ALBANY, Ga. -- The questions were frequent and thoughtful.
Deerfield-Windsor School sixth- through eighth-graders couldn't get enough of "Whispers From the Bay" author John Tkac, who captured the Florida Book Awards' 2008 Gold Medal in its Young Adult Literature category.
Tkac of Delray Beach, Fla., spoke recently to Deerfield students in an assembly and in the school's media center to classes.
The middle school students read his book about a boy who can communicate with dolphins as one of two books students were required to read this summer. Students were assigned activities to tie into Tkac's book the first two weeks of school, said middle school language arts/reading teacher Peggy Kinsaul, who coordinated the author's visit. Kinsaul said the school bought about 200 copies of the book from Tkac.
Seventh-grader Tre'Vonte Beach asked the author several insightful questions during Tkac's talk.
"(I was) very interested," he said. "A lot of books just keep going but aren't interesting, but this one had a lot of twists and turns. ... I liked how he showed him and the dolphins and their companionship and how they connect with each other."
Tkac, who lived in Albany 1973-82 when he was a sales manager for Pritchett Ford, said his life literally changed when he won the Florida Book Awards Gold Medal. Tkac self-published the hardback book -- listed at $22.95 -- under his Southeast Books company.

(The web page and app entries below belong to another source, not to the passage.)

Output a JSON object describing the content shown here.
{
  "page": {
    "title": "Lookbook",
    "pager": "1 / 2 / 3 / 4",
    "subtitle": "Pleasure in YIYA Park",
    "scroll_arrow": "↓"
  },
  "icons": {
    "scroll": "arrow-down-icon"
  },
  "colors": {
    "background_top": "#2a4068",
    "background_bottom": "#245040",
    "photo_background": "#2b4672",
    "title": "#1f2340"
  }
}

"When I won the Gold Medal last year from the Florida Book Awards in young adult literature, it changed my world," said Tkac, who sold his car dealership in 2005 to began writing full time. "It's a Florida author about a book that takes place in Florida. Every library in the state was practically bound to purchase the book. It went from being a very expensive hobby to a very lucrative endeavor. One gold equaled 20,000 books immediately."
In his visit to the Albany school, Tkac said he was pleased by the questions the students asked.
"I've been to about 150 schools and this is one of the nicest ones I've ever been to because of the astute questions, especially the younger ones," said Tkac, who's also a motivational speaker. "The sixth-graders (asked), 'What inspired you to write this book?' I mean, that's astute questioning."
Tkac answered some of that question while he was talking to the middle schoolers.
"I am a born-and-raised Miami boy," he told the students. "My brother and I used to go out and fish in Biscayne Bay in our aluminum boat and the dolphins would all come up to us."
To make the 212-page book as "scientifically accurate" as possible -- except for dolphins that telepathically speak English, he joked -- Tkac went to great lengths. This included swimming with dolphins 21 times.
When asked by a student what he would ask a dolphin if he could communicate with one, Tkac answered, "What could we do to make their lives healthier and are the seas getting warmer based on global warming?"
Tkac, who earned a bachelor's degree from Notre Dame and master's from the University of Georgia, reminded the students that dolphins' only natural predator are sharks. However, he said, "People are the biggest killers of dolphins."